__THE TASK__
Report how many lines of the records below include the word "title". Give nothing but the number.

__DATA EXTRACT__
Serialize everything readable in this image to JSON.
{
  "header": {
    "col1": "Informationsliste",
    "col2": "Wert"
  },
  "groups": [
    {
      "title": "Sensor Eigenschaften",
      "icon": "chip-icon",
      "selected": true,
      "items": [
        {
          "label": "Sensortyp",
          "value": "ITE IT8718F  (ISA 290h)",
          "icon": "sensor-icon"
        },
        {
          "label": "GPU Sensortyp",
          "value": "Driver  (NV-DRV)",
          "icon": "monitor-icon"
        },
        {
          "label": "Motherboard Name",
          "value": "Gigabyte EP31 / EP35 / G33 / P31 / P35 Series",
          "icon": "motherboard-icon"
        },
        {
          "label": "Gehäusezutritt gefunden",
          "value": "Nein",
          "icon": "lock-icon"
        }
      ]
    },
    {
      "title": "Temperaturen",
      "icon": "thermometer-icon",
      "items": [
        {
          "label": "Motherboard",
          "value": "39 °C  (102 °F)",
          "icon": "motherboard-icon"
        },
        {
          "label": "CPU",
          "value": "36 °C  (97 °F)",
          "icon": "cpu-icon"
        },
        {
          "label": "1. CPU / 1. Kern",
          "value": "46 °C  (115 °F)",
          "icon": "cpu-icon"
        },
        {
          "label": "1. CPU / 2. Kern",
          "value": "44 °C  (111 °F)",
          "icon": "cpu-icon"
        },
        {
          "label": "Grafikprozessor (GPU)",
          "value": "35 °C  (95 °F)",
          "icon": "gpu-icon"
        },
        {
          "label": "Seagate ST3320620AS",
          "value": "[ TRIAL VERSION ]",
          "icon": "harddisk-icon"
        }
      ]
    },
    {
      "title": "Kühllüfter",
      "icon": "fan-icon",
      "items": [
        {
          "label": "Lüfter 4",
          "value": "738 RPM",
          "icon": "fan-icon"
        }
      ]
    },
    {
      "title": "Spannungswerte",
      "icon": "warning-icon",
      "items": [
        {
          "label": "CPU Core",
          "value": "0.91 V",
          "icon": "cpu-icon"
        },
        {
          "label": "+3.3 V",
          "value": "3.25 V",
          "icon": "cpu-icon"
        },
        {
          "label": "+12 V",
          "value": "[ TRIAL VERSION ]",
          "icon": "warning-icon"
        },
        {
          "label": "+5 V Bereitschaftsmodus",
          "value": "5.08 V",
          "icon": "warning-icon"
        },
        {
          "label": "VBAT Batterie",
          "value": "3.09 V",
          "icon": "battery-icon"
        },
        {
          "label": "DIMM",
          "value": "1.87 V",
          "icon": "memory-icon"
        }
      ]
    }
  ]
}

__TASK OUTPUT__
4